SPRINGFIELD 'C. HURT.
confirmed the sale. The case comes, therefore, clearly within the doctrine of reB adjudicata. The question now before us arose in a former case between the same parties or their privies. It' was properly presented to the court, testimony was taken, a hearing was had, and a final order was made. The orders heretofore made respecting the issues upon the CrOBSbill of respondent Bryant are to stand without modification. If respondents George W. and Abbie S. Frost desire an appeal. the same will be granted upon proof that the property is worth more than $5,000, and the bond for costs will be fixed -at $500.
(District Oourt, N. D. Mississippi. 1883.)
1. LIABILITY 01" THE Lllo"'l)S OF A. DECEDENT TO PAY
The liability of the lands of a decedent to pay his debts depends upon the statutory provisionB in relation thereto.
SAME-JURISDICTION IN EQUITY.
The statute of Mississippi, which renders lands so liable, provides the mode by which they shall lie so applied, and that mode must be pursued, when It can be done, and only in event that it cannot be done, can it be reached by a bill in equity. Partee v. KortreCht, 54 MiBB_ 66. 3.
DEMURRER TO BILL SUSTAINED.
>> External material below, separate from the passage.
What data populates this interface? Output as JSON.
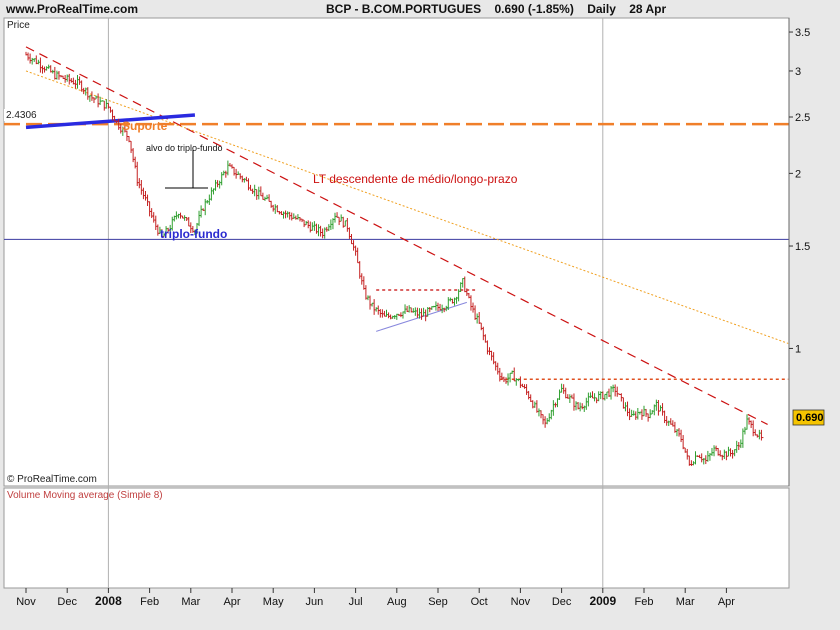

A demurrer to a bill in equity, praying for the sale of lands of a decedent. and that the proceeds of the sale be applied to the payment of complainant's claims, will be sustained when the averments of the bill fail to show that the complainant has pursued the mode which the statute lays down to be followed before relief can be sought in a court of equity.